── DATASET ENTRIES ──

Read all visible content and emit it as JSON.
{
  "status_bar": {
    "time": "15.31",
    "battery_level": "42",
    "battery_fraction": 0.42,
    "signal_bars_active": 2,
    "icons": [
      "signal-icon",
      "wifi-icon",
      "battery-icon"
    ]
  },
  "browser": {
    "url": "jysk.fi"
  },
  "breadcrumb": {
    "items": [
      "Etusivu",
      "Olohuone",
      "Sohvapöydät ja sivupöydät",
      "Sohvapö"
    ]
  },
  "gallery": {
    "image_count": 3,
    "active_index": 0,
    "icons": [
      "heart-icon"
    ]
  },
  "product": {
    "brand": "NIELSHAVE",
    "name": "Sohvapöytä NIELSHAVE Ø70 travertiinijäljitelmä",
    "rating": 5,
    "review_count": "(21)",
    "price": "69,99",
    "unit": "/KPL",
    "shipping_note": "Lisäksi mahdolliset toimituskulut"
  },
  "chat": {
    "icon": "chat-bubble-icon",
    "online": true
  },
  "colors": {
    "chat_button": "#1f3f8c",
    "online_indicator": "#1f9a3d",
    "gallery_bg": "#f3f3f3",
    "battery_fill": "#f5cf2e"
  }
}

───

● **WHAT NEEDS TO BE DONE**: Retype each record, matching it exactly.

● **EXERCISE OUTPUT**:
Read all visible content and emit it as JSON.
{
  "status_bar": {
    "time": "15.31",
    "battery_level": "42",
    "battery_fraction": 0.42,
    "signal_bars_active": 2,
    "icons": [
      "signal-icon",
      "wifi-icon",
      "battery-icon"
    ]
  },
  "browser": {
    "url": "jysk.fi"
  },
  "breadcrumb": {
    "items": [
      "Etusivu",
      "Olohuone",
      "Sohvapöydät ja sivupöydät",
      "Sohvapö"
    ]
  },
  "gallery": {
    "image_count": 3,
    "active_index": 0,
    "icons": [
      "heart-icon"
    ]
  },
  "product": {
    "brand": "NIELSHAVE",
    "name": "Sohvapöytä NIELSHAVE Ø70 travertiinijäljitelmä",
    "rating": 5,
    "review_count": "(21)",
    "price": "69,99",
    "unit": "/KPL",
    "shipping_note": "Lisäksi mahdolliset toimituskulut"
  },
  "chat": {
    "icon": "chat-bubble-icon",
    "online": true
  },
  "colors": {
    "chat_button": "#1f3f8c",
    "online_indicator": "#1f9a3d",
    "gallery_bg": "#f3f3f3",
    "battery_fill": "#f5cf2e"
  }
}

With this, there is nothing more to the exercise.